  • Sandra Calkins (Anthropology, Freie Universität Berlin) is a researcher whose work has explored how nutritional interventions and life sciences establish factual connections between agriculture and nutrition in Uganda. More concretely, it examines the evidentiary links between the construction of hidden hunger as a problem and biofortification, agricultural strategies to enrich plant genomes with nutrients, as a solution.
  • Michelle Bastian (Philosophy, Edinburgh University) researches plant temporality and works in the areas of critical time studies and environmental humanities, with a particular focus on the role of time in social processes of inclusion and exclusion.
  • Anna Lawrence (Geography, Cambridge University) is a historical and cultural geographer interested in plant-human relations and researching the socio-political lives of flowers in Victorian Britain.
  • Alice-Marie Archer is an interdisciplinary researcher working across architecture, textiles and ecology. With a background in commercial hydroponics, her current research: Knitting cultivation forms for the soilless farm is a practice-based PhD that seeks to provide a counter-story to the separation from place that industrial soilless cultivation adopts. Anna Lawrence’s Website.
  • Anna Souter is an independent writer, editor, and curator with an interest in contemporary art and ecology. Recent publications include ‘Notes towards a vegetal feminism’ (2022). Anna Souter’s Website.
  • Svenja Keune (Swedish School of Textiles) is a researcher who, after exploring electronics to create adaptive and responsive textile surfaces and communicative objects, turned to seeds as potential biological alternative and dynamic material for textile design. Svenja Keune’s Website.
  • Borbála Soós is a UK-based curator and an active advocate, participant, and organiser of artistic and ecological research. Borbála’s practice responds to, disrupts, and enriches environmental thinking and related social, political and decolonial urgencies. Borbála Soós’ Website.
  • Holly Tisdale is a storyteller in site-specific plant-themed performance.

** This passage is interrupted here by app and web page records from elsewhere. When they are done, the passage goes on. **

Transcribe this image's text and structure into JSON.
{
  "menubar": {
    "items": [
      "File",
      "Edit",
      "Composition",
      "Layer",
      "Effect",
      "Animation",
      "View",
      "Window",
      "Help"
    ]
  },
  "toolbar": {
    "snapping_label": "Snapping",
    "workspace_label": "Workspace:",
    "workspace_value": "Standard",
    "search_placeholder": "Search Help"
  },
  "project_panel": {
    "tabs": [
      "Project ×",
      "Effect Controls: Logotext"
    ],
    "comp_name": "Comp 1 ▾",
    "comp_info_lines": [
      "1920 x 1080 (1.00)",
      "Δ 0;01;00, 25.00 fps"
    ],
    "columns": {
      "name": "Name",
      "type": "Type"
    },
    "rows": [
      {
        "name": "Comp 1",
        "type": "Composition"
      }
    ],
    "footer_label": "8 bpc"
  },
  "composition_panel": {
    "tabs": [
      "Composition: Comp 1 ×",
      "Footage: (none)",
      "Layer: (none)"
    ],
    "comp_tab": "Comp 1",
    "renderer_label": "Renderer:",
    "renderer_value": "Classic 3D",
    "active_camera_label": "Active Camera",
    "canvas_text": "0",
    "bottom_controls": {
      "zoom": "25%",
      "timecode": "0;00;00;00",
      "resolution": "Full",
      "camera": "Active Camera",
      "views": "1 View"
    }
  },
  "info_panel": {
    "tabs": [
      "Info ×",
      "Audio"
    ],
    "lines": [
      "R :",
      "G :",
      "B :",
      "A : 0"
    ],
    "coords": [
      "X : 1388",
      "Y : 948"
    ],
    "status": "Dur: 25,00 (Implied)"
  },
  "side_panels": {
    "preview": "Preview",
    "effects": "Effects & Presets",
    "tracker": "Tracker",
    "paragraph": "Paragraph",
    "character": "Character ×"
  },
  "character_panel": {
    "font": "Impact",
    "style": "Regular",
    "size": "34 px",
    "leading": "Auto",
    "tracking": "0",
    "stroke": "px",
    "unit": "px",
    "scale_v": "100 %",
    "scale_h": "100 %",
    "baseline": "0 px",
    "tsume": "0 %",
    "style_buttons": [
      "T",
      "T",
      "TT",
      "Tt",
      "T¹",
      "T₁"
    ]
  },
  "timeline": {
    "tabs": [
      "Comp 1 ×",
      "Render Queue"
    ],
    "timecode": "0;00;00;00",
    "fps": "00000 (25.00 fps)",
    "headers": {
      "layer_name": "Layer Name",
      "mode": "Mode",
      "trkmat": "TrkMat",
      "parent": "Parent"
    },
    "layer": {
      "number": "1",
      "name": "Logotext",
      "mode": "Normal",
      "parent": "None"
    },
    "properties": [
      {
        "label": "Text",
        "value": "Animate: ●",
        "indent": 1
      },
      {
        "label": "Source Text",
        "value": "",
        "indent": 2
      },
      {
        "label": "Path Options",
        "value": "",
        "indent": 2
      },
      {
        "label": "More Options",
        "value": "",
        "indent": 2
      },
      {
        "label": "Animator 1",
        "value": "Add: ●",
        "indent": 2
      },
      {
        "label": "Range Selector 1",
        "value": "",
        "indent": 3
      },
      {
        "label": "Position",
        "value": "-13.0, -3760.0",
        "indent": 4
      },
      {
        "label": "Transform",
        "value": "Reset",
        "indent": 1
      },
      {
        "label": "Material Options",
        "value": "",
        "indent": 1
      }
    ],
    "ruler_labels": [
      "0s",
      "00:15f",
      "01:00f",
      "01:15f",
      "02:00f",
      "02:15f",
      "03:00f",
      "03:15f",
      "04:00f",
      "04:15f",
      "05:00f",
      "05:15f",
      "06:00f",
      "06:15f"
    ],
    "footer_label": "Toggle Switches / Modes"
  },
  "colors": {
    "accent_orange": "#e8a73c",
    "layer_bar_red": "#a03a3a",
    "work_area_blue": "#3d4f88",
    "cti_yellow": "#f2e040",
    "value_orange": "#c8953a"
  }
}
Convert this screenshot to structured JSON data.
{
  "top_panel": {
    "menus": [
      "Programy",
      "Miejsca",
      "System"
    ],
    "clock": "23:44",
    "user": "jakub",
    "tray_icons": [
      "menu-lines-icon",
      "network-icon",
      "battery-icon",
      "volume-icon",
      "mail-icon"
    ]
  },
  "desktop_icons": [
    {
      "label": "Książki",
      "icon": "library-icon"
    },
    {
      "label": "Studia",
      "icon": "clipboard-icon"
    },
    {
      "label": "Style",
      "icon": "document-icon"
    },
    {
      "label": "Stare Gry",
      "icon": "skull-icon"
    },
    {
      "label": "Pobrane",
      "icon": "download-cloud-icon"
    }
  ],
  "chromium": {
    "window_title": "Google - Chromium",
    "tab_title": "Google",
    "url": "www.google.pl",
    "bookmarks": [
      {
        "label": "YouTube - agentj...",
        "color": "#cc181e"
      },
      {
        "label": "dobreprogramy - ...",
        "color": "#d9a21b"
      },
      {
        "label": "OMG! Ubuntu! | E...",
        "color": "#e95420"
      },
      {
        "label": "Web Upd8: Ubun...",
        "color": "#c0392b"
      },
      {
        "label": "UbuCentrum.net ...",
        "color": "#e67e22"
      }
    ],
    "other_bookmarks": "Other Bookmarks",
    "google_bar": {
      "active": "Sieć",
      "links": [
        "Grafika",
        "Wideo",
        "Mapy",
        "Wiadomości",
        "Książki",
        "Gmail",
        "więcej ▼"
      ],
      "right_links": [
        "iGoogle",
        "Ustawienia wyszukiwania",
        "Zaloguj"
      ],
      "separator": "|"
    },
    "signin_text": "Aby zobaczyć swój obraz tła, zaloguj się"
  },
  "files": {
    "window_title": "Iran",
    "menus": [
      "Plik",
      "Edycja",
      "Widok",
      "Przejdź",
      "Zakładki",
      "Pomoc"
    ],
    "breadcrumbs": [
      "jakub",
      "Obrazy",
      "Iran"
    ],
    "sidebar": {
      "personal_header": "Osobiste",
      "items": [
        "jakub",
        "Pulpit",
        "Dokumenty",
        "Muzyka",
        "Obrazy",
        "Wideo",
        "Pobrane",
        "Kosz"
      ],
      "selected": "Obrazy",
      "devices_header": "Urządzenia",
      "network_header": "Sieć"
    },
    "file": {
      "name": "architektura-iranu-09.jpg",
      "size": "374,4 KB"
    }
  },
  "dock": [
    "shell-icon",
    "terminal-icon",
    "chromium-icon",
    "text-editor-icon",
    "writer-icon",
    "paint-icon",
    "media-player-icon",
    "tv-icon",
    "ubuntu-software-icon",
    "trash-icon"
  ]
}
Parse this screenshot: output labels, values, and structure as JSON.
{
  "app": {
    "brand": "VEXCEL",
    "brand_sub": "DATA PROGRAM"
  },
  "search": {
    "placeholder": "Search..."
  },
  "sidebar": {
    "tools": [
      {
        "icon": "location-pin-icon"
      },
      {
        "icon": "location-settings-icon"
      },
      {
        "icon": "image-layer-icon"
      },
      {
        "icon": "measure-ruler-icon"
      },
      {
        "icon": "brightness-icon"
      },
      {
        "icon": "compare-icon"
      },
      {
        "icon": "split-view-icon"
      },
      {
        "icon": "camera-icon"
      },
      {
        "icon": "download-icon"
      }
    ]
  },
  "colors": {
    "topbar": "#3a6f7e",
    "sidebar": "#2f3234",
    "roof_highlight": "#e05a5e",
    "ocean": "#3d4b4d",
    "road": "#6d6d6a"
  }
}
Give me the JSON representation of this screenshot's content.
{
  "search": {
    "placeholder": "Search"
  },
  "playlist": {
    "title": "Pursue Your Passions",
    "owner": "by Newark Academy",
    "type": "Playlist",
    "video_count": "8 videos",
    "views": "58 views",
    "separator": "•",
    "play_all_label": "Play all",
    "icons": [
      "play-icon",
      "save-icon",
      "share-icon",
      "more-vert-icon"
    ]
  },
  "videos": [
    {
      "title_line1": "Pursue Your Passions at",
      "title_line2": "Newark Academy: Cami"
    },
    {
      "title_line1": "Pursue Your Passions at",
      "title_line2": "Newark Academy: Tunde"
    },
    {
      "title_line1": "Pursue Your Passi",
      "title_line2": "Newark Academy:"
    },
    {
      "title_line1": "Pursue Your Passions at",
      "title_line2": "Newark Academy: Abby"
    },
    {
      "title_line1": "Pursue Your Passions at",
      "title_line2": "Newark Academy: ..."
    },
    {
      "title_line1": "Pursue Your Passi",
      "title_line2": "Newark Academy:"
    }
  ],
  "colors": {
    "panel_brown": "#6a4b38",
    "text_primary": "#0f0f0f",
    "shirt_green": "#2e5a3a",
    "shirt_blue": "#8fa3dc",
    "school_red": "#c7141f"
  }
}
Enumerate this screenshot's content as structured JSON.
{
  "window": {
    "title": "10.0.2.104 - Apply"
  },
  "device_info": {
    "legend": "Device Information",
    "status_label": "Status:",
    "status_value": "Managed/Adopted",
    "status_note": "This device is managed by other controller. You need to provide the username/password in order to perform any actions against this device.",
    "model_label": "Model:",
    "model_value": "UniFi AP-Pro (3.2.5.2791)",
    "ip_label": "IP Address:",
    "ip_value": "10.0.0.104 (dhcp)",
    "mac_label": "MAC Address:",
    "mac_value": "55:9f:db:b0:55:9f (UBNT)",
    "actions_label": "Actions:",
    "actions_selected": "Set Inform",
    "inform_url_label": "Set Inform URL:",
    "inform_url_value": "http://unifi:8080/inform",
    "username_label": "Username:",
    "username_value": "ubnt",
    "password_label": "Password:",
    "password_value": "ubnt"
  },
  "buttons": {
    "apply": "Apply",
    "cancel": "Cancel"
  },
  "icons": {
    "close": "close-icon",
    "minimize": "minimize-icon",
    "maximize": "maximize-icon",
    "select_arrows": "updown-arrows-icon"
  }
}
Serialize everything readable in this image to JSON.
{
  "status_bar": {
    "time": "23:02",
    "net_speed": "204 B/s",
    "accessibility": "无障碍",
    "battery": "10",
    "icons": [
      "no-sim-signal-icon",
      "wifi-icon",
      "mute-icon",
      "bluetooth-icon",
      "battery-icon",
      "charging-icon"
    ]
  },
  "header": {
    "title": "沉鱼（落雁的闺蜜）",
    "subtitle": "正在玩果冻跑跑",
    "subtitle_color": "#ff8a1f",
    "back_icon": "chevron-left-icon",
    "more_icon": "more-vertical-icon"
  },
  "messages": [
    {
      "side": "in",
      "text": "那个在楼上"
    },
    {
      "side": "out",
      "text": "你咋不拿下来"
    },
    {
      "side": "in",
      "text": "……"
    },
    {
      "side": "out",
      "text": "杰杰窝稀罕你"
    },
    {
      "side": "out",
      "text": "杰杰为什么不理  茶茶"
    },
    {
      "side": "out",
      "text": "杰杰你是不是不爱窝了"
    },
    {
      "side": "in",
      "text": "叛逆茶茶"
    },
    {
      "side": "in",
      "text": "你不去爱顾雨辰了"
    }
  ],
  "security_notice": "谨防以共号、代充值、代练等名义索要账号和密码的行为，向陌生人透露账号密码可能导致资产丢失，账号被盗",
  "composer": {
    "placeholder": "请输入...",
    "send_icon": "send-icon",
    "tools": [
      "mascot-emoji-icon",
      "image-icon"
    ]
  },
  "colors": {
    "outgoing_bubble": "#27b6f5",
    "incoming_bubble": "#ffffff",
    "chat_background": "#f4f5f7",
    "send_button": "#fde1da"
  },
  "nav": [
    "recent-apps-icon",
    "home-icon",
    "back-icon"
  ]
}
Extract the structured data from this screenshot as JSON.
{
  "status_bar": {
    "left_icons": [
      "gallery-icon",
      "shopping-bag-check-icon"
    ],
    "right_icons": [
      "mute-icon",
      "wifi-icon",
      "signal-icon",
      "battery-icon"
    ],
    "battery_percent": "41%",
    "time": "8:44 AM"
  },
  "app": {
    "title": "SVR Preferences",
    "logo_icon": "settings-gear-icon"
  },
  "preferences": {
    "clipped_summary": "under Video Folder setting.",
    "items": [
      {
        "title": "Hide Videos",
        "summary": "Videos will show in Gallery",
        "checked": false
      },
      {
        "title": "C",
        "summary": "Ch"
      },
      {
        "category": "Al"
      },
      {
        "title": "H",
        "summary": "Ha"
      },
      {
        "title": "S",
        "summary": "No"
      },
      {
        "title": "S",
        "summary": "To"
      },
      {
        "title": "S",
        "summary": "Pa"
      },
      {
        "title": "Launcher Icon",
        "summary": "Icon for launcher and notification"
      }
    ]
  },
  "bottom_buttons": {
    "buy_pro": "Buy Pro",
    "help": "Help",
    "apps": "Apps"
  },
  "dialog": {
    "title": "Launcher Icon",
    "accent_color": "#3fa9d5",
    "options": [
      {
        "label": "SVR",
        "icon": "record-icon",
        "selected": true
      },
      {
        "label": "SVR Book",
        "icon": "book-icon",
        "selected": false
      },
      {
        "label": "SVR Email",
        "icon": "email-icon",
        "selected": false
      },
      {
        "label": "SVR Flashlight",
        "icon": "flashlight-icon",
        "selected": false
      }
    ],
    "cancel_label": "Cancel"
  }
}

What is to come?

This project is to be undertaken with a view to making a potential funding application for a large-scale award from an external funding body.

Additionally, the 3D reconstruction of Hydroponic plants will feedback into Dr Chris Neal’s work, particularly that of Serial Blockface Imaging Technologies being carried out at Wolfson Bioimaging Facility:

“3D printing would definitely be a first for the Wolfson laboratory – and have an impact across what we do and what we can then offer to other researchers across all disciplines. It would also be a first in our lab in terms of reconstructing stomata and the airspaces inside a leaf as well as any vasculature.” – Dr Chris Neal